__About this exercise__:
Across the listing below, how many lines hold "date"? Reply with the number by itself.

__Input records__:
==========
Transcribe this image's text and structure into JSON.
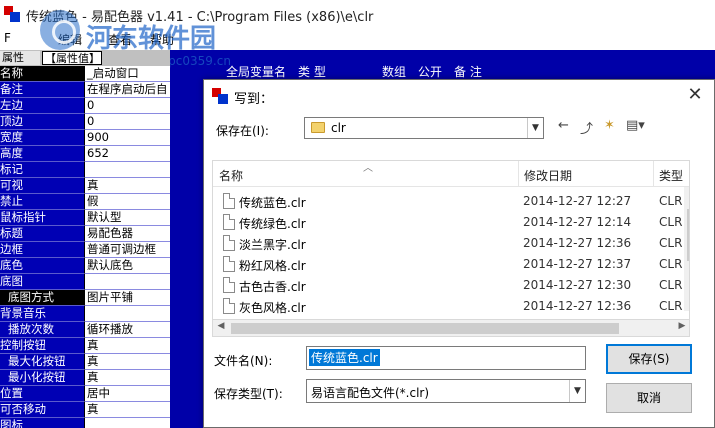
{
  "app": {
    "title": "传统蓝色 - 易配色器 v1.41 - C:\\Program Files (x86)\\e\\clr",
    "menu": [
      "F",
      "编辑",
      "查看",
      "帮助"
    ]
  },
  "watermark": {
    "text": "河东软件园",
    "url": "www.pc0359.cn"
  },
  "properties": {
    "tabs": [
      "属性",
      "【属性值】"
    ],
    "rows": [
      {
        "k": "名称",
        "v": "_启动窗口",
        "hl": true
      },
      {
        "k": "备注",
        "v": "在程序启动后自"
      },
      {
        "k": "左边",
        "v": "0"
      },
      {
        "k": "顶边",
        "v": "0"
      },
      {
        "k": "宽度",
        "v": "900"
      },
      {
        "k": "高度",
        "v": "652"
      },
      {
        "k": "标记",
        "v": ""
      },
      {
        "k": "可视",
        "v": "真"
      },
      {
        "k": "禁止",
        "v": "假"
      },
      {
        "k": "鼠标指针",
        "v": "默认型"
      },
      {
        "k": "标题",
        "v": "易配色器"
      },
      {
        "k": "边框",
        "v": "普通可调边框"
      },
      {
        "k": "底色",
        "v": "默认底色"
      },
      {
        "k": "底图",
        "v": ""
      },
      {
        "k": "底图方式",
        "v": "图片平铺",
        "hl": true,
        "indent": true
      },
      {
        "k": "背景音乐",
        "v": ""
      },
      {
        "k": "播放次数",
        "v": "循环播放",
        "indent": true
      },
      {
        "k": "控制按钮",
        "v": "真"
      },
      {
        "k": "最大化按钮",
        "v": "真",
        "indent": true
      },
      {
        "k": "最小化按钮",
        "v": "真",
        "indent": true
      },
      {
        "k": "位置",
        "v": "居中"
      },
      {
        "k": "可否移动",
        "v": "真"
      },
      {
        "k": "图标",
        "v": ""
      }
    ]
  },
  "bg_table": {
    "headers": [
      "全局变量名",
      "类 型",
      "数组",
      "公开",
      "备 注"
    ]
  },
  "dialog": {
    "title": "写到：",
    "close_label": "✕",
    "save_in_label": "保存在(I):",
    "save_in_value": "clr",
    "toolbar": {
      "back": "←",
      "up": "⤴",
      "new_folder": "✶",
      "view": "▤▾"
    },
    "columns": [
      "名称",
      "修改日期",
      "类型"
    ],
    "files": [
      {
        "name": "传统蓝色.clr",
        "date": "2014-12-27 12:27",
        "type": "CLR"
      },
      {
        "name": "传统绿色.clr",
        "date": "2014-12-27 12:14",
        "type": "CLR"
      },
      {
        "name": "淡兰黑字.clr",
        "date": "2014-12-27 12:36",
        "type": "CLR"
      },
      {
        "name": "粉红风格.clr",
        "date": "2014-12-27 12:37",
        "type": "CLR"
      },
      {
        "name": "古色古香.clr",
        "date": "2014-12-27 12:30",
        "type": "CLR"
      },
      {
        "name": "灰色风格.clr",
        "date": "2014-12-27 12:36",
        "type": "CLR"
      }
    ],
    "filename_label": "文件名(N):",
    "filename_value": "传统蓝色.clr",
    "filetype_label": "保存类型(T):",
    "filetype_value": "易语言配色文件(*.clr)",
    "save_button": "保存(S)",
    "cancel_button": "取消"
  }
}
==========
__Exercise output__:
6